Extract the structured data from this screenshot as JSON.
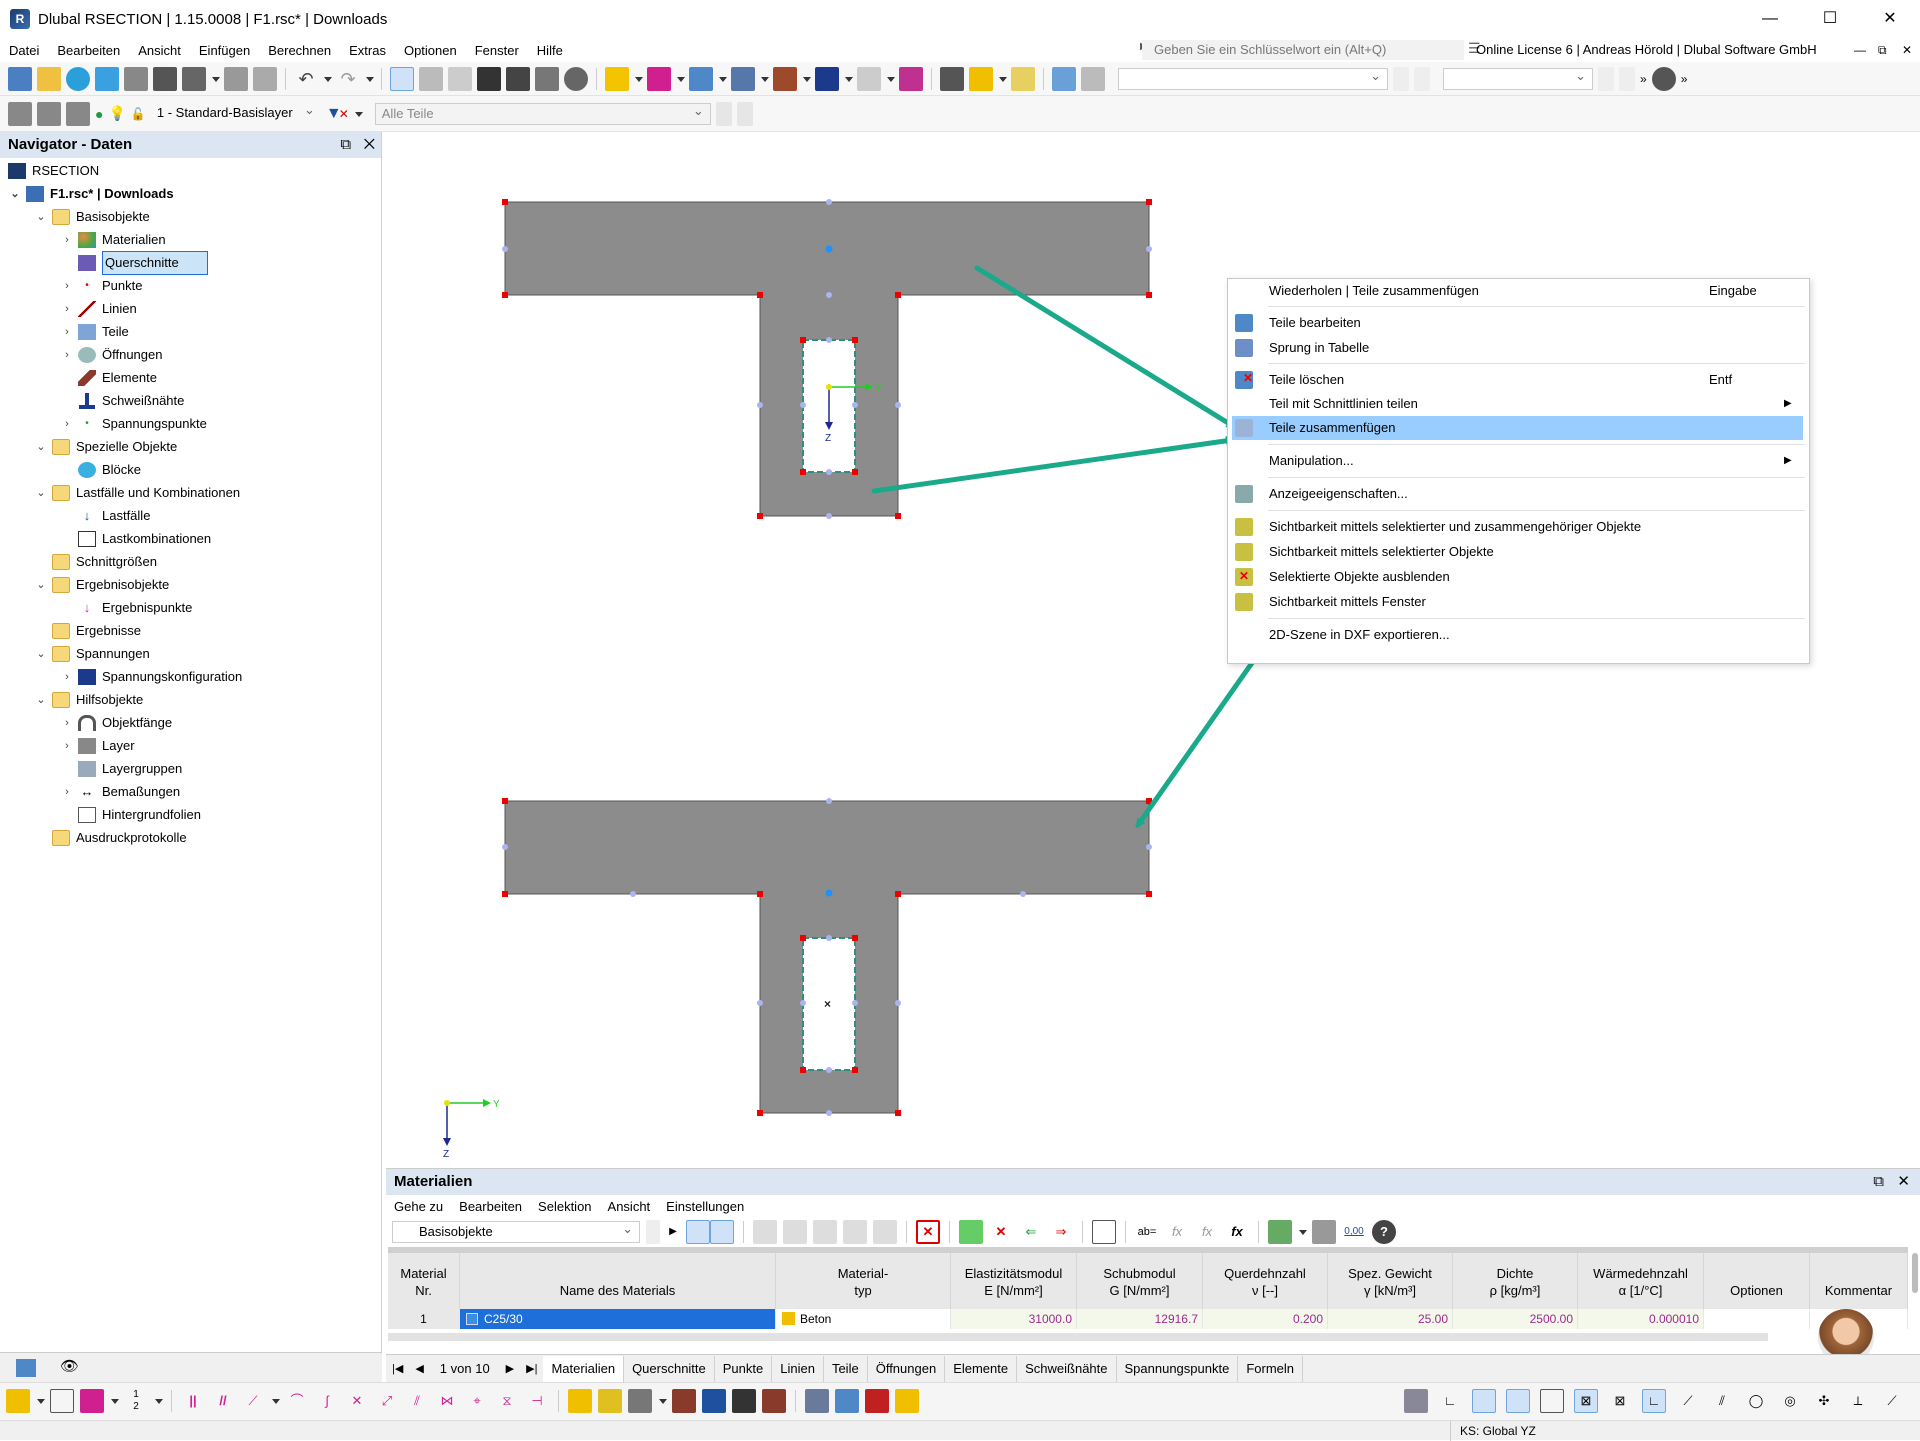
{
  "window": {
    "title": "Dlubal RSECTION | 1.15.0008 | F1.rsc* | Downloads",
    "minimize": "—",
    "maximize": "☐",
    "close": "✕"
  },
  "menu": {
    "items": [
      "Datei",
      "Bearbeiten",
      "Ansicht",
      "Einfügen",
      "Berechnen",
      "Extras",
      "Optionen",
      "Fenster",
      "Hilfe"
    ],
    "search_placeholder": "Geben Sie ein Schlüsselwort ein (Alt+Q)",
    "license": "Online License 6 | Andreas Hörold | Dlubal Software GmbH"
  },
  "toolbar2": {
    "layer": "1 - Standard-Basislayer",
    "parts_filter": "Alle Teile"
  },
  "navigator": {
    "title": "Navigator - Daten",
    "items": [
      {
        "label": "RSECTION"
      },
      {
        "label": "F1.rsc* | Downloads"
      },
      {
        "label": "Basisobjekte"
      },
      {
        "label": "Materialien"
      },
      {
        "label": "Querschnitte"
      },
      {
        "label": "Punkte"
      },
      {
        "label": "Linien"
      },
      {
        "label": "Teile"
      },
      {
        "label": "Öffnungen"
      },
      {
        "label": "Elemente"
      },
      {
        "label": "Schweißnähte"
      },
      {
        "label": "Spannungspunkte"
      },
      {
        "label": "Spezielle Objekte"
      },
      {
        "label": "Blöcke"
      },
      {
        "label": "Lastfälle und Kombinationen"
      },
      {
        "label": "Lastfälle"
      },
      {
        "label": "Lastkombinationen"
      },
      {
        "label": "Schnittgrößen"
      },
      {
        "label": "Ergebnisobjekte"
      },
      {
        "label": "Ergebnispunkte"
      },
      {
        "label": "Ergebnisse"
      },
      {
        "label": "Spannungen"
      },
      {
        "label": "Spannungskonfiguration"
      },
      {
        "label": "Hilfsobjekte"
      },
      {
        "label": "Objektfänge"
      },
      {
        "label": "Layer"
      },
      {
        "label": "Layergruppen"
      },
      {
        "label": "Bemaßungen"
      },
      {
        "label": "Hintergrundfolien"
      },
      {
        "label": "Ausdruckprotokolle"
      }
    ]
  },
  "canvas": {
    "axis_y": "Y",
    "axis_z": "Z"
  },
  "context_menu": {
    "items": [
      {
        "label": "Wiederholen | Teile zusammenfügen",
        "shortcut": "Eingabe"
      },
      {
        "label": "Teile bearbeiten"
      },
      {
        "label": "Sprung in Tabelle"
      },
      {
        "label": "Teile löschen",
        "shortcut": "Entf"
      },
      {
        "label": "Teil mit Schnittlinien teilen"
      },
      {
        "label": "Teile zusammenfügen"
      },
      {
        "label": "Manipulation..."
      },
      {
        "label": "Anzeigeeigenschaften..."
      },
      {
        "label": "Sichtbarkeit mittels selektierter und zusammengehöriger Objekte"
      },
      {
        "label": "Sichtbarkeit mittels selektierter Objekte"
      },
      {
        "label": "Selektierte Objekte ausblenden"
      },
      {
        "label": "Sichtbarkeit mittels Fenster"
      },
      {
        "label": "2D-Szene in DXF exportieren..."
      }
    ]
  },
  "materials": {
    "title": "Materialien",
    "menu": [
      "Gehe zu",
      "Bearbeiten",
      "Selektion",
      "Ansicht",
      "Einstellungen"
    ],
    "filter": "Basisobjekte",
    "headers": [
      {
        "l1": "Material",
        "l2": "Nr."
      },
      {
        "l1": "",
        "l2": "Name des Materials"
      },
      {
        "l1": "Material-",
        "l2": "typ"
      },
      {
        "l1": "Elastizitätsmodul",
        "l2": "E [N/mm²]"
      },
      {
        "l1": "Schubmodul",
        "l2": "G [N/mm²]"
      },
      {
        "l1": "Querdehnzahl",
        "l2": "ν [--]"
      },
      {
        "l1": "Spez. Gewicht",
        "l2": "γ [kN/m³]"
      },
      {
        "l1": "Dichte",
        "l2": "ρ [kg/m³]"
      },
      {
        "l1": "Wärmedehnzahl",
        "l2": "α [1/°C]"
      },
      {
        "l1": "",
        "l2": "Optionen"
      },
      {
        "l1": "",
        "l2": "Kommentar"
      }
    ],
    "row": {
      "nr": "1",
      "name": "C25/30",
      "type": "Beton",
      "e": "31000.0",
      "g": "12916.7",
      "nu": "0.200",
      "gamma": "25.00",
      "rho": "2500.00",
      "alpha": "0.000010"
    },
    "pager": "1 von 10",
    "tabs": [
      "Materialien",
      "Querschnitte",
      "Punkte",
      "Linien",
      "Teile",
      "Öffnungen",
      "Elemente",
      "Schweißnähte",
      "Spannungspunkte",
      "Formeln"
    ]
  },
  "status": {
    "cs": "KS: Global YZ"
  },
  "colors": {
    "accent": "#1ba98b",
    "selection": "#99ccff",
    "panel_header": "#dce6f2"
  }
}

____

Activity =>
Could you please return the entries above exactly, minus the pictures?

Completed exercise =>
Extract the structured data from this screenshot as JSON.
{
  "window": {
    "title": "Dlubal RSECTION | 1.15.0008 | F1.rsc* | Downloads",
    "minimize": "—",
    "maximize": "☐",
    "close": "✕"
  },
  "menu": {
    "items": [
      "Datei",
      "Bearbeiten",
      "Ansicht",
      "Einfügen",
      "Berechnen",
      "Extras",
      "Optionen",
      "Fenster",
      "Hilfe"
    ],
    "search_placeholder": "Geben Sie ein Schlüsselwort ein (Alt+Q)",
    "license": "Online License 6 | Andreas Hörold | Dlubal Software GmbH"
  },
  "toolbar2": {
    "layer": "1 - Standard-Basislayer",
    "parts_filter": "Alle Teile"
  },
  "navigator": {
    "title": "Navigator - Daten",
    "items": [
      {
        "label": "RSECTION"
      },
      {
        "label": "F1.rsc* | Downloads"
      },
      {
        "label": "Basisobjekte"
      },
      {
        "label": "Materialien"
      },
      {
        "label": "Querschnitte"
      },
      {
        "label": "Punkte"
      },
      {
        "label": "Linien"
      },
      {
        "label": "Teile"
      },
      {
        "label": "Öffnungen"
      },
      {
        "label": "Elemente"
      },
      {
        "label": "Schweißnähte"
      },
      {
        "label": "Spannungspunkte"
      },
      {
        "label": "Spezielle Objekte"
      },
      {
        "label": "Blöcke"
      },
      {
        "label": "Lastfälle und Kombinationen"
      },
      {
        "label": "Lastfälle"
      },
      {
        "label": "Lastkombinationen"
      },
      {
        "label": "Schnittgrößen"
      },
      {
        "label": "Ergebnisobjekte"
      },
      {
        "label": "Ergebnispunkte"
      },
      {
        "label": "Ergebnisse"
      },
      {
        "label": "Spannungen"
      },
      {
        "label": "Spannungskonfiguration"
      },
      {
        "label": "Hilfsobjekte"
      },
      {
        "label": "Objektfänge"
      },
      {
        "label": "Layer"
      },
      {
        "label": "Layergruppen"
      },
      {
        "label": "Bemaßungen"
      },
      {
        "label": "Hintergrundfolien"
      },
      {
        "label": "Ausdruckprotokolle"
      }
    ]
  },
  "canvas": {
    "axis_y": "Y",
    "axis_z": "Z"
  },
  "context_menu": {
    "items": [
      {
        "label": "Wiederholen | Teile zusammenfügen",
        "shortcut": "Eingabe"
      },
      {
        "label": "Teile bearbeiten"
      },
      {
        "label": "Sprung in Tabelle"
      },
      {
        "label": "Teile löschen",
        "shortcut": "Entf"
      },
      {
        "label": "Teil mit Schnittlinien teilen"
      },
      {
        "label": "Teile zusammenfügen"
      },
      {
        "label": "Manipulation..."
      },
      {
        "label": "Anzeigeeigenschaften..."
      },
      {
        "label": "Sichtbarkeit mittels selektierter und zusammengehöriger Objekte"
      },
      {
        "label": "Sichtbarkeit mittels selektierter Objekte"
      },
      {
        "label": "Selektierte Objekte ausblenden"
      },
      {
        "label": "Sichtbarkeit mittels Fenster"
      },
      {
        "label": "2D-Szene in DXF exportieren..."
      }
    ]
  },
  "materials": {
    "title": "Materialien",
    "menu": [
      "Gehe zu",
      "Bearbeiten",
      "Selektion",
      "Ansicht",
      "Einstellungen"
    ],
    "filter": "Basisobjekte",
    "headers": [
      {
        "l1": "Material",
        "l2": "Nr."
      },
      {
        "l1": "",
        "l2": "Name des Materials"
      },
      {
        "l1": "Material-",
        "l2": "typ"
      },
      {
        "l1": "Elastizitätsmodul",
        "l2": "E [N/mm²]"
      },
      {
        "l1": "Schubmodul",
        "l2": "G [N/mm²]"
      },
      {
        "l1": "Querdehnzahl",
        "l2": "ν [--]"
      },
      {
        "l1": "Spez. Gewicht",
        "l2": "γ [kN/m³]"
      },
      {
        "l1": "Dichte",
        "l2": "ρ [kg/m³]"
      },
      {
        "l1": "Wärmedehnzahl",
        "l2": "α [1/°C]"
      },
      {
        "l1": "",
        "l2": "Optionen"
      },
      {
        "l1": "",
        "l2": "Kommentar"
      }
    ],
    "row": {
      "nr": "1",
      "name": "C25/30",
      "type": "Beton",
      "e": "31000.0",
      "g": "12916.7",
      "nu": "0.200",
      "gamma": "25.00",
      "rho": "2500.00",
      "alpha": "0.000010"
    },
    "pager": "1 von 10",
    "tabs": [
      "Materialien",
      "Querschnitte",
      "Punkte",
      "Linien",
      "Teile",
      "Öffnungen",
      "Elemente",
      "Schweißnähte",
      "Spannungspunkte",
      "Formeln"
    ]
  },
  "status": {
    "cs": "KS: Global YZ"
  },
  "colors": {
    "accent": "#1ba98b",
    "selection": "#99ccff",
    "panel_header": "#dce6f2"
  }
}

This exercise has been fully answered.